Commensurate line circuits are electrical circuits composed of transmission lines that are all the same length; commonly one-eighth of a wavelength. Lumped element circuits can be directly converted to distributed element circuits of this form by the use of Richards' transformation. This transformation has a particularly simple result; inductors are replaced with transmission lines terminated in short-circuits and capacitors are replaced with lines terminated in open-circuits. Commensurate line theory is particularly useful for designing distributed element filters for use at microwave frequencies.
The impedance analogy is a method of representing a mechanical system by an analogous electrical system. The advantage of doing this is that there is a large body of theory and analysis techniques concerning complex electrical systems, especially in the field of filters. By converting to an electrical representation, these tools in the electrical domain can be directly applied to a mechanical system without modification. A further advantage occurs in electromechanical systems: Converting the mechanical part of such a system into the electrical domain allows the entire system to be analysed as a unified whole.
Mechanical–electrical analogies are the representation of mechanical systems as electrical networks. At first, such analogies were used in reverse to help explain electrical phenomena in familiar mechanical terms. James Clerk Maxwell introduced analogies of this sort in the 19th century. However, as electrical network analysis matured it was found that certain mechanical problems could more easily be solved through an electrical analogy. Theoretical developments in the electrical domain that were particularly useful where the representation of an electrical network as an abstract topological diagram using the lumped element model and the ability of network analysis to synthesise a network to meet a prescribed frequency function.

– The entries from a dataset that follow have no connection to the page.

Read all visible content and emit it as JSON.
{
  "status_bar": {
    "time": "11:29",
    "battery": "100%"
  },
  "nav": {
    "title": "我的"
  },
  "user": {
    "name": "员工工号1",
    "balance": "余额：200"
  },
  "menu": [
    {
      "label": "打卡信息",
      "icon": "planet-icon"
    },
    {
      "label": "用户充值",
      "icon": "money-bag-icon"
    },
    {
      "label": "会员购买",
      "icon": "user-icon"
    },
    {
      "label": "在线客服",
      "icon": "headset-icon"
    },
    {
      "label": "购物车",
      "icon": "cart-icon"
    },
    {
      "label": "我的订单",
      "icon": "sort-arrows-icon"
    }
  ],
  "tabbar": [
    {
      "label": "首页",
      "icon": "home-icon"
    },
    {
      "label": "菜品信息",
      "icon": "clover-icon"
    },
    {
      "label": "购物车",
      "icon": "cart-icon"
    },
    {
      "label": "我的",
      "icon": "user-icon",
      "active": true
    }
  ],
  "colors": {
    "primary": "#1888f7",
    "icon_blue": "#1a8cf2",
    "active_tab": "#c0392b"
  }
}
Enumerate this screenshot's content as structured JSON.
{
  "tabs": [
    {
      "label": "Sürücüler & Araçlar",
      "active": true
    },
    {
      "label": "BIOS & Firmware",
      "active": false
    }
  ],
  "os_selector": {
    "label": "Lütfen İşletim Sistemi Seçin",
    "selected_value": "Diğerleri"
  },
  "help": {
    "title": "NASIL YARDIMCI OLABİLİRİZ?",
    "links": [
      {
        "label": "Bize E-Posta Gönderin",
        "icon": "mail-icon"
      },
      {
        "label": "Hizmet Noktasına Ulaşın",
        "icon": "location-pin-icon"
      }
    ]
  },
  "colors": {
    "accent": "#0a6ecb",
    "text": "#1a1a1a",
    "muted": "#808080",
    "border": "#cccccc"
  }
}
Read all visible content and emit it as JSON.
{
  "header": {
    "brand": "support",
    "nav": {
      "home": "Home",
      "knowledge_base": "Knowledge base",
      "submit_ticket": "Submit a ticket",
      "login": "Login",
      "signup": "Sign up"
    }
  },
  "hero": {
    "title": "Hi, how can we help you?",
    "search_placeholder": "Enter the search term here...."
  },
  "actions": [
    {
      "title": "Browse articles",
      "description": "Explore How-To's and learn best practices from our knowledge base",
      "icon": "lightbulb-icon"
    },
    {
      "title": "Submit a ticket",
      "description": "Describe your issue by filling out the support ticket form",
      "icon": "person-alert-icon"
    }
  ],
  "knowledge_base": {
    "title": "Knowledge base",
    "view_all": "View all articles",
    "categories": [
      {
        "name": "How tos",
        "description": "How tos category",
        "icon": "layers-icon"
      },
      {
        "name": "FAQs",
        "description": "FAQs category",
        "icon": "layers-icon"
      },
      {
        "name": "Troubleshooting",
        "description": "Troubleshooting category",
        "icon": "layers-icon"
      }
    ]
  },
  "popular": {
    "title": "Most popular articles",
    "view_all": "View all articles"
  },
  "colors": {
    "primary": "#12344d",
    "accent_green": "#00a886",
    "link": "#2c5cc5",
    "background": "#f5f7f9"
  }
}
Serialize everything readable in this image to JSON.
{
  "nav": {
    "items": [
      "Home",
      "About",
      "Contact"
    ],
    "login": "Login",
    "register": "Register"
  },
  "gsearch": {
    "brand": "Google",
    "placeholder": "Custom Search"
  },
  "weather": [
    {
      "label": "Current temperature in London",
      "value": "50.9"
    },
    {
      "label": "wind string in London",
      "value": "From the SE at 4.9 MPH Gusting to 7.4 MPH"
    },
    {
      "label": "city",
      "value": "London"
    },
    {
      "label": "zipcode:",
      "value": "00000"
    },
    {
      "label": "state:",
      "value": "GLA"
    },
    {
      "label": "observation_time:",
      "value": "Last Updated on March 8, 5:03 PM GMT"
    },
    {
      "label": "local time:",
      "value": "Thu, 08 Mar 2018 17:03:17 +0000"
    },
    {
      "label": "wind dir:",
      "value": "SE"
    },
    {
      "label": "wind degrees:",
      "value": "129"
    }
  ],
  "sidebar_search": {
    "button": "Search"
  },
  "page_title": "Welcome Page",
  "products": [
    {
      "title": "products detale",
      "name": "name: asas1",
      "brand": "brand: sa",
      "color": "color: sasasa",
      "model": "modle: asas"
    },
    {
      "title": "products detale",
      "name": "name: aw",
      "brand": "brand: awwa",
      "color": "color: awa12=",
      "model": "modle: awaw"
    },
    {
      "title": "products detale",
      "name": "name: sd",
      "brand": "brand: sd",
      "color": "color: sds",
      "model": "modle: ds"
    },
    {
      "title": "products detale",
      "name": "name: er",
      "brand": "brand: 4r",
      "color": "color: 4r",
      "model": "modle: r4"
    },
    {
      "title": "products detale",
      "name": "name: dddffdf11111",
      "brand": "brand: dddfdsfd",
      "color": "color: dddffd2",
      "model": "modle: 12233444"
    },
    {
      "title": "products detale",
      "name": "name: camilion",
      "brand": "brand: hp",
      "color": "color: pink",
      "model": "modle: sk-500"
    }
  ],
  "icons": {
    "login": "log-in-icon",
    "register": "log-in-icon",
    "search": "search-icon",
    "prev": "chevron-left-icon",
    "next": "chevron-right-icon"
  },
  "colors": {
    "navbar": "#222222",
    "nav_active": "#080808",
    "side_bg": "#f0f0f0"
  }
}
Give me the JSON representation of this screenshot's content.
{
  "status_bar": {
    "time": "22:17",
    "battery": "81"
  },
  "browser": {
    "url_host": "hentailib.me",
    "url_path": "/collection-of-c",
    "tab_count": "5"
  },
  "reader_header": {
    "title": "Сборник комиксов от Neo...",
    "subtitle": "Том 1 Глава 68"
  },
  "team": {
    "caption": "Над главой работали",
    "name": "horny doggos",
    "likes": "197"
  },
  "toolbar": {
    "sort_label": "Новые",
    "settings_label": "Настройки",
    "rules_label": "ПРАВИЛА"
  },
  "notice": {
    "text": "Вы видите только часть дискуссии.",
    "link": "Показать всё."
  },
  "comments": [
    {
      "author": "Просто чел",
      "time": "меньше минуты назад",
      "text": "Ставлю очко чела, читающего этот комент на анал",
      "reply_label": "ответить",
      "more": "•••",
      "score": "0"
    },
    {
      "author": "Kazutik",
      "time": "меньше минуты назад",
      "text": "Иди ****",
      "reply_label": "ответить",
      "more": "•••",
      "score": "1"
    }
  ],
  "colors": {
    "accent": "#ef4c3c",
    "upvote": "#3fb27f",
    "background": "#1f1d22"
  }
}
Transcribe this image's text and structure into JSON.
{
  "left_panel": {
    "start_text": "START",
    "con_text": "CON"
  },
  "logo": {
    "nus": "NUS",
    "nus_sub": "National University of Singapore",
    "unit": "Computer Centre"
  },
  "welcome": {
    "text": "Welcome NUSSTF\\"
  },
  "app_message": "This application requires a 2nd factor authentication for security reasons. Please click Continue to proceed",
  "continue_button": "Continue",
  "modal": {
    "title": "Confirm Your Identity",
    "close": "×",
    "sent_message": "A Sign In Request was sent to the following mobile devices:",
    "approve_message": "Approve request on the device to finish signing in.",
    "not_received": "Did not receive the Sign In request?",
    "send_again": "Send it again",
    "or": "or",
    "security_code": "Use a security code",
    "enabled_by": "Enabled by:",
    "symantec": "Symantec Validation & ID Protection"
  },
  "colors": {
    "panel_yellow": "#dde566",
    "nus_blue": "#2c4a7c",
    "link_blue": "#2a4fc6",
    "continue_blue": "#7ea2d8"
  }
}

Distributed element circuits are electrical circuits composed of lengths of transmission lines or other distributed components. These circuits perform the same functions as conventional circuits composed of passive components, such as capacitors, inductors, and transformers. They are used mostly at microwave frequencies, where conventional components are difficult to implement.